I SAY SO
THE New York Times article of Sunday, May 26, 1996 under the headline â€˜Mutola Outruns Foes And Ignores Snipingâ€™ memorably wrote: â€œIt is unfortunate that a woman draws suspicion just because she is fast and muscular and does not conform to a Western ideal of femininity.â€
From allegations of using drugs to her being accused of actually being a man, Maria Mutola managed to keep calm and went on to dominate the middle distance for over ten years.
After Mutolaâ€™s retirement from running, South African Castor Semenya â€” who dominated Mutolaâ€™s favoured distance, 800m, at the Berlin World Athletics Championships â€” is undergoing the same damaging scrutiny over her gender/sexuality.

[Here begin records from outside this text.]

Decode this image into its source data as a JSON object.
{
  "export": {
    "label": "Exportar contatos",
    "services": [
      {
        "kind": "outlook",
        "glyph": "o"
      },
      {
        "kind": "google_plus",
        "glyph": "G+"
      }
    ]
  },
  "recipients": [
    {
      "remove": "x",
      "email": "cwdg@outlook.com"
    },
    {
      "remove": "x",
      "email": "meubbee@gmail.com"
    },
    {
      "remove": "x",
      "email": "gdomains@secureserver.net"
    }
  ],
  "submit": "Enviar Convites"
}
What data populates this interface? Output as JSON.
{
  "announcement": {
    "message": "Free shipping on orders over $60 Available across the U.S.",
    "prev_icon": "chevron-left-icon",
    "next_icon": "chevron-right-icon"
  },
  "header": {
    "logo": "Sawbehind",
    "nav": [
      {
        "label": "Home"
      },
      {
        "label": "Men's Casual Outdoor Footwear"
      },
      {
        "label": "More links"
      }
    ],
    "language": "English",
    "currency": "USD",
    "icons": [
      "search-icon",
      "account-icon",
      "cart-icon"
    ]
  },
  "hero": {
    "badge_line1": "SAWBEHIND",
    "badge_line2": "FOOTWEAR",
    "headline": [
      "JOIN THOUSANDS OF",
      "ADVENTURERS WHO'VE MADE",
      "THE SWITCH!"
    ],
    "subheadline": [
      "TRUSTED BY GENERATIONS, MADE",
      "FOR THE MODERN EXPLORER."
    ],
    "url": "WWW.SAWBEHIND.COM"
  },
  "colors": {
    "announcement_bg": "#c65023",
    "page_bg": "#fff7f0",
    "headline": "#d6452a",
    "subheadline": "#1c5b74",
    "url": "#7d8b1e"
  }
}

She has been ridiculed and told that she was supposed to undergo a gender verification test to prove that she is female just moments before she competed in the 800m heats. Despite the obvious embarrassment, Semenya went on to comfortably win the final.
One wonders: If sport is supposed to be universal and all-embracing like all international bodies say, why should we elect to go for an extremely complex procedure to check for oneâ€™s gender? Has the effect on the athlete been taken into account?
Itâ€™s not entirely surprising that Semenya â€” who should be proud of competing in the World Athletics Championships â€” reached the point of asking her coach why she was brought in Germany to be ridiculed.
I think that Semenyaâ€™s case is a result of a bad-loser attitude; competitors look at the prizes being offered and forget the essence of sports, where you can either win or lose. I also await to hear the apologies that will be extended to Semenya if the test affirms she is female.
Doubters should back off Semenya